The woodland thrushes are special birds for me; seeing even one of these shy, cryptically-patterned birds elevates any birding trip to a good day. For the rarer species, like gray-cheeked thrushes, seeing them once during the migratory season is a significant event. To see secretive, uncommon birds you have to have a bit of skill, a bit of luck, and spend lots of time in the field. It’s noteworthy to me that though I spent over 60 days in the field this fall, I saw three (maybe?) of these species on only one of those days. Though all of these species are regular fall migrants through the peninsula, the vagaries of weather and frontal patterns, prevailing high-altitude winds, and other meteorological variables that impact migratory flights over and into the state all combine to make finding these birds, and in particular the rarer species, a daunting challenge. I was quite lucky this fall.
I love observing and photographing birds with such intensity that I would do what I do if there were no other rewards than the sightings, the photos, and the memories. Equally rewarding for me, though, is the window these observations provide into the workings of the natural world. Natural history is an infinitely complex subject; any one of us can only hope to scratch the surface over the course of a lifetime of study. A lifelong attention to the minutiae of natural history provides a deep understanding of the meaning of one of the great buzzwords of our time, biodiversity. Biodiversity is more than a list of species, though it is sometimes simplified to simple numeration of species numbers.
The Catharus thrushes illustrate some of the finer points of biodiversity perfectly. Although the members of this clade are superficially relatively uniform, closer study reveals that each species is significantly different in lifestyle and behavior from the others, even though they are so similar in appearance that distinguishing some of the species from each other is nearly impossible. And this raises questions. Why do these birds, which behave similarly and feed on the same sorts of food during migration, show such distinct differences in the timing of migration and their passage through Florida? Why are veeries the first to appear, and hermit thrushes the last?
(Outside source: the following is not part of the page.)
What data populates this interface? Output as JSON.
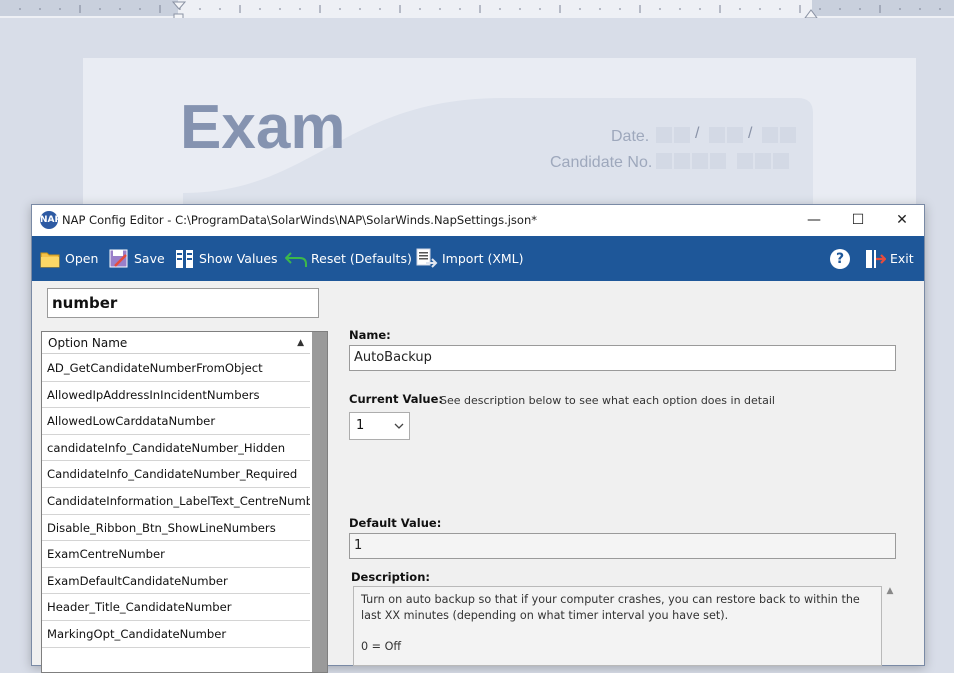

What is it about the biology of hermit thrushes that allows them to winter in temperate habitats, while all of the others must return to the tropics each winter?
I’ll never answer these questions, or probably even speculate intelligently about them, but they sure are a lot of fun to think about.